Fix it up.jpeg

It’s nice to breathe new life into old things, apply a little spit-and-polish, and watch shiny chrome emerge as you vigorously apply the rag to the rust-speckled fenders of that old Schwinn. With just a little care and maintenance, a bicycle will reward you with a shockingly long lifespan. Classic 1970’s bikes are still in wide use today, I personally ride a bike that just turned 30, and —even today— bike manufacturers have not quite figured out how to build planned obsolescence into their products.

So there’s absolutely nothing wrong with tuning up and continuing to ride an older bike. Here are some points to keep in mind:

  • The bike frame, fork and wheels should be of good quality, from a reputable manufacturer, and free of any structural flaws.

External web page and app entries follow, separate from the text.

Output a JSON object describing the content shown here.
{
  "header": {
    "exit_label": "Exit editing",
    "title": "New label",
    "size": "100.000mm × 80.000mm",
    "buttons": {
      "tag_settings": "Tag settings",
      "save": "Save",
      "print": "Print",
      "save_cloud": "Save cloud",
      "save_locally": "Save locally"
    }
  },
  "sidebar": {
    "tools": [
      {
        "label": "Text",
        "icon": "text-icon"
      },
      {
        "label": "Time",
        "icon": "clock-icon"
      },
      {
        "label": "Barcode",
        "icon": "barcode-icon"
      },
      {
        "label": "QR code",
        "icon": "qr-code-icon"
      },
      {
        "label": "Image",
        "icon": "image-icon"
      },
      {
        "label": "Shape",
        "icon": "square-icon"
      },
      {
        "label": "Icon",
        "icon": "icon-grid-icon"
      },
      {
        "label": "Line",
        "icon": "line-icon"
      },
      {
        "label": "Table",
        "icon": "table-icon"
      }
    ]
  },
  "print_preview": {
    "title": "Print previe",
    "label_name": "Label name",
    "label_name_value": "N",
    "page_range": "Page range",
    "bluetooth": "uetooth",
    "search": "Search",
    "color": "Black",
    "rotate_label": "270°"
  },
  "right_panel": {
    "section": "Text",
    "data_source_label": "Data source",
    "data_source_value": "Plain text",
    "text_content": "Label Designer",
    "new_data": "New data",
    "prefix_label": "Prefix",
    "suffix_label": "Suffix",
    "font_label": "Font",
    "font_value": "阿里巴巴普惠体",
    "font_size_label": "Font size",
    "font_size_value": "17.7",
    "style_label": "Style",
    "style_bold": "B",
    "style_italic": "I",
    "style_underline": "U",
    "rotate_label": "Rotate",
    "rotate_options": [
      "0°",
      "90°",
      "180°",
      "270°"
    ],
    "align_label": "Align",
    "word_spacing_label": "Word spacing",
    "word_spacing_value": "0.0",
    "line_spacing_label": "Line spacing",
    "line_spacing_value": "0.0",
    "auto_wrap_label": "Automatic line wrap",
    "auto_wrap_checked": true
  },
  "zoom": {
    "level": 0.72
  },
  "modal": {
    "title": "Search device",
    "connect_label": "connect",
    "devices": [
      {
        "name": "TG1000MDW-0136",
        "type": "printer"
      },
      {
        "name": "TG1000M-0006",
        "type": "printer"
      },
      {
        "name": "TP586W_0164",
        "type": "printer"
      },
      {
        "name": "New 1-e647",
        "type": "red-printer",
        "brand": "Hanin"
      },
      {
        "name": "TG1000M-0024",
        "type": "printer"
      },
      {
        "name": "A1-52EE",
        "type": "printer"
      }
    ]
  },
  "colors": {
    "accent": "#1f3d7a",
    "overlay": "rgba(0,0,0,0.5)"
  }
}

That can include vintage Schwinn and Raleigh 3-speeds, traditional Japanese or Taiwanese made road bikes, early mountain bikes and much more. Have the mechanic thoroughly inspect the frame before you invest in repairs.

  • The bike should fit your physique and riding style. If you have a beautiful vintage bike that fit an older relative who was several inches taller or shorter than you, you could restore it for sentimental reasons, but it will not be a good fit for you. Similarly, if you’ve been handed down a vintage 10-speed, and you want to shuttle your toddler to playdates, it might not be an ideal choice.

  • Do make alterations necessary for better fit. If the bike is a close fit, swapping out the saddle or handlebars can make it much more comfortable. On some older 10-speeds, it might even make sense to switch to upright handlebars to make the bike suitable for your intended use.

  • Keep you expectations reasonable. A good tune up should make the bike feel as good or better than when it was new, but it will not turn it into something that it is not.

  • Repairing an older bike is not always the more affordable option. That doesn’t mean it shouldn’t be done —we’ve worked with numerous customers who spent many hundreds of dollars on their beloved old bikes— just be aware that in some cases a complete restoration can easily outpace the cost of a brand new bike.

You should buy a new bike if the one you own doesn't give you what you want, or can’t be brought back into good repair within your budget expectations. Consider the following:

  • If you’re really looking to ride more, it pays to get a bike that really meets your needs where you are today. Otherwise, something that has theoretical value will simply collect dust on your porch. A bike that fit you in high school may not meet you current needs. A mountain bike might be frustratingly slow on a 10 mile commute. A comfort cruiser won't let you keep up with your fitness-riding friends.

  • A department store quality bike is almost never a good repair investment. It may be an OK choice for someone on a very tight budget, but a complex and potentially expensive repair is not likely to yield good results. It’s better to use that dollar amount as seed money for a new bike.

  • It may not make financial sense to fix a bike in the condition of total disrepair, or with the majority of parts needing to be replaced. The exceptions would be a premium quality, undamaged frame, or a bike with very high sentimental value, on which we would not presume to put a price tag.

  • If the integrity of the frame is compromised, it’s time for a new bike. If the frame is bent, cracked, rusted through, has broken welds, a stuck seatpost or bottom bracket, it’s time for it to be retired.

A new bike purchased from us at Cosmic Bikes will come to you fully assembled, and with a maintenance package included, giving you complete peace of mind for one year, and many more seasons of enjoyment. It’s a fantastic investment that will pay you dividends for years to come.